### [Dataset rows describing interfaces]
------------------------------------

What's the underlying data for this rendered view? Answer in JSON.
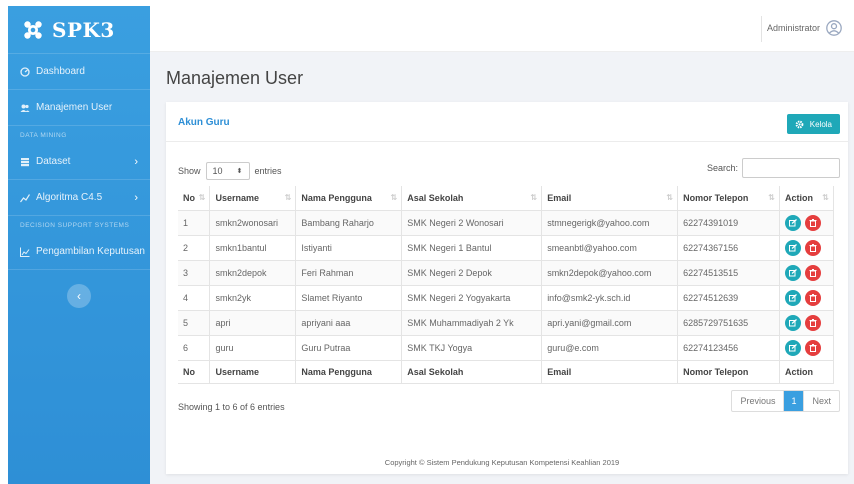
{
  "brand": {
    "name": "SPK3"
  },
  "sidebar": {
    "items": [
      {
        "label": "Dashboard"
      },
      {
        "label": "Manajemen User"
      }
    ],
    "section_data_mining": "DATA MINING",
    "data_items": [
      {
        "label": "Dataset"
      },
      {
        "label": "Algoritma C4.5"
      }
    ],
    "section_dss": "DECISION SUPPORT SYSTEMS",
    "dss_items": [
      {
        "label": "Pengambilan Keputusan"
      }
    ]
  },
  "topbar": {
    "user_label": "Administrator"
  },
  "page": {
    "title": "Manajemen User"
  },
  "card": {
    "title": "Akun Guru",
    "kelola_label": "Kelola"
  },
  "controls": {
    "show_label": "Show",
    "entries_value": "10",
    "entries_label": "entries",
    "search_label": "Search:"
  },
  "table": {
    "headers": [
      "No",
      "Username",
      "Nama Pengguna",
      "Asal Sekolah",
      "Email",
      "Nomor Telepon",
      "Action"
    ],
    "rows": [
      [
        "1",
        "smkn2wonosari",
        "Bambang Raharjo",
        "SMK Negeri 2 Wonosari",
        "stmnegerigk@yahoo.com",
        "62274391019"
      ],
      [
        "2",
        "smkn1bantul",
        "Istiyanti",
        "SMK Negeri 1 Bantul",
        "smeanbtl@yahoo.com",
        "62274367156"
      ],
      [
        "3",
        "smkn2depok",
        "Feri Rahman",
        "SMK Negeri 2 Depok",
        "smkn2depok@yahoo.com",
        "62274513515"
      ],
      [
        "4",
        "smkn2yk",
        "Slamet Riyanto",
        "SMK Negeri 2 Yogyakarta",
        "info@smk2-yk.sch.id",
        "62274512639"
      ],
      [
        "5",
        "apri",
        "apriyani aaa",
        "SMK Muhammadiyah 2 Yk",
        "apri.yani@gmail.com",
        "6285729751635"
      ],
      [
        "6",
        "guru",
        "Guru Putraa",
        "SMK TKJ Yogya",
        "guru@e.com",
        "62274123456"
      ]
    ]
  },
  "pagination": {
    "info": "Showing 1 to 6 of 6 entries",
    "previous": "Previous",
    "current": "1",
    "next": "Next"
  },
  "footer": {
    "text": "Copyright © Sistem Pendukung Keputusan Kompetensi Keahlian 2019"
  },
  "colors": {
    "sidebar": "#3a9fe0",
    "accent_teal": "#1fa8b8",
    "danger": "#e53e3e",
    "link": "#2e8fd6"
  }
}
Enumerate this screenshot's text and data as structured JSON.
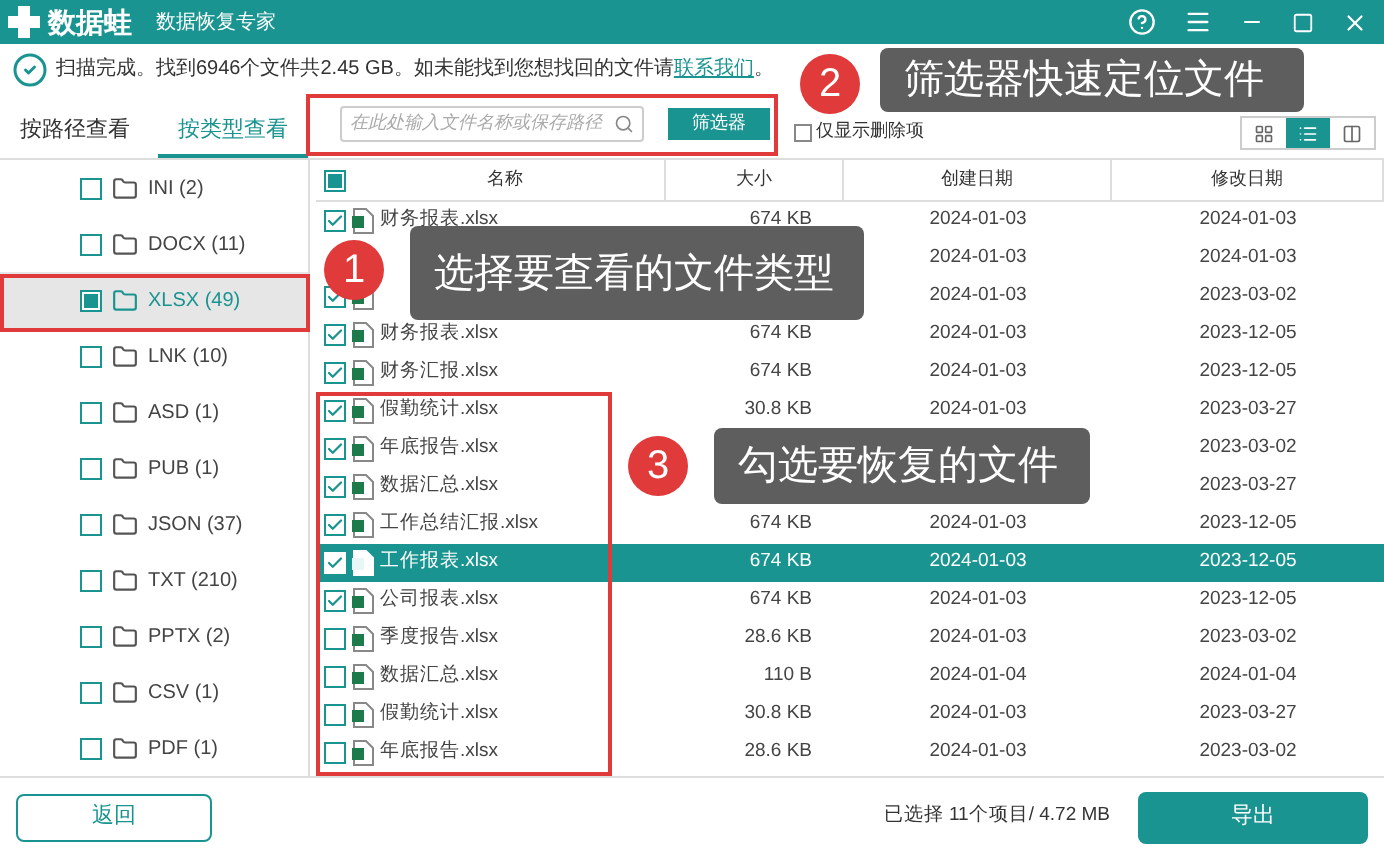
{
  "titlebar": {
    "app_name": "数据蛙",
    "subtitle": "数据恢复专家"
  },
  "status": {
    "message": "扫描完成。找到6946个文件共2.45 GB。如未能找到您想找回的文件请",
    "link": "联系我们",
    "end": "。"
  },
  "tabs": [
    {
      "label": "按路径查看",
      "selected": false
    },
    {
      "label": "按类型查看",
      "selected": true
    }
  ],
  "search": {
    "placeholder": "在此处输入文件名称或保存路径"
  },
  "filter_button": "筛选器",
  "deleted_only": {
    "label": "仅显示删除项",
    "checked": false
  },
  "view_modes": [
    {
      "kind": "grid",
      "selected": false
    },
    {
      "kind": "list",
      "selected": true
    },
    {
      "kind": "columns",
      "selected": false
    }
  ],
  "sidebar": {
    "items": [
      {
        "label": "INI (2)",
        "checked": false,
        "selected": false
      },
      {
        "label": "DOCX (11)",
        "checked": false,
        "selected": false
      },
      {
        "label": "XLSX (49)",
        "checked": true,
        "selected": true
      },
      {
        "label": "LNK (10)",
        "checked": false,
        "selected": false
      },
      {
        "label": "ASD (1)",
        "checked": false,
        "selected": false
      },
      {
        "label": "PUB (1)",
        "checked": false,
        "selected": false
      },
      {
        "label": "JSON (37)",
        "checked": false,
        "selected": false
      },
      {
        "label": "TXT (210)",
        "checked": false,
        "selected": false
      },
      {
        "label": "PPTX (2)",
        "checked": false,
        "selected": false
      },
      {
        "label": "CSV (1)",
        "checked": false,
        "selected": false
      },
      {
        "label": "PDF (1)",
        "checked": false,
        "selected": false
      }
    ]
  },
  "table": {
    "all_checked": true,
    "columns": [
      "名称",
      "大小",
      "创建日期",
      "修改日期"
    ],
    "rows": [
      {
        "name": "财务报表.xlsx",
        "size": "674 KB",
        "created": "2024-01-03",
        "modified": "2024-01-03",
        "checked": true,
        "selected": false
      },
      {
        "created": "2024-01-03",
        "modified": "2024-01-03",
        "selected": false
      },
      {
        "created": "2024-01-03",
        "modified": "2023-03-02",
        "checked": true,
        "selected": false
      },
      {
        "name": "财务报表.xlsx",
        "size": "674 KB",
        "created": "2024-01-03",
        "modified": "2023-12-05",
        "checked": true,
        "selected": false
      },
      {
        "name": "财务汇报.xlsx",
        "size": "674 KB",
        "created": "2024-01-03",
        "modified": "2023-12-05",
        "checked": true,
        "selected": false
      },
      {
        "name": "假勤统计.xlsx",
        "size": "30.8 KB",
        "created": "2024-01-03",
        "modified": "2023-03-27",
        "checked": true,
        "selected": false
      },
      {
        "name": "年底报告.xlsx",
        "modified": "2023-03-02",
        "checked": true,
        "selected": false
      },
      {
        "name": "数据汇总.xlsx",
        "modified": "2023-03-27",
        "checked": true,
        "selected": false
      },
      {
        "name": "工作总结汇报.xlsx",
        "size": "674 KB",
        "created": "2024-01-03",
        "modified": "2023-12-05",
        "checked": true,
        "selected": false
      },
      {
        "name": "工作报表.xlsx",
        "size": "674 KB",
        "created": "2024-01-03",
        "modified": "2023-12-05",
        "checked": true,
        "selected": true
      },
      {
        "name": "公司报表.xlsx",
        "size": "674 KB",
        "created": "2024-01-03",
        "modified": "2023-12-05",
        "checked": true,
        "selected": false
      },
      {
        "name": "季度报告.xlsx",
        "size": "28.6 KB",
        "created": "2024-01-03",
        "modified": "2023-03-02",
        "checked": false,
        "selected": false
      },
      {
        "name": "数据汇总.xlsx",
        "size": "110 B",
        "created": "2024-01-04",
        "modified": "2024-01-04",
        "checked": false,
        "selected": false
      },
      {
        "name": "假勤统计.xlsx",
        "size": "30.8 KB",
        "created": "2024-01-03",
        "modified": "2023-03-27",
        "checked": false,
        "selected": false
      },
      {
        "name": "年底报告.xlsx",
        "size": "28.6 KB",
        "created": "2024-01-03",
        "modified": "2023-03-02",
        "checked": false,
        "selected": false
      }
    ]
  },
  "footer": {
    "back_button": "返回",
    "selection": "已选择 11个项目/ 4.72 MB",
    "export_button": "导出"
  },
  "annotations": [
    {
      "number": "1",
      "text": "选择要查看的文件类型"
    },
    {
      "number": "2",
      "text": "筛选器快速定位文件"
    },
    {
      "number": "3",
      "text": "勾选要恢复的文件"
    }
  ]
}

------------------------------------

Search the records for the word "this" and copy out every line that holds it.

What's the underlying data for this rendered view? Answer in JSON.
Enumerate this screenshot's text and data as structured JSON.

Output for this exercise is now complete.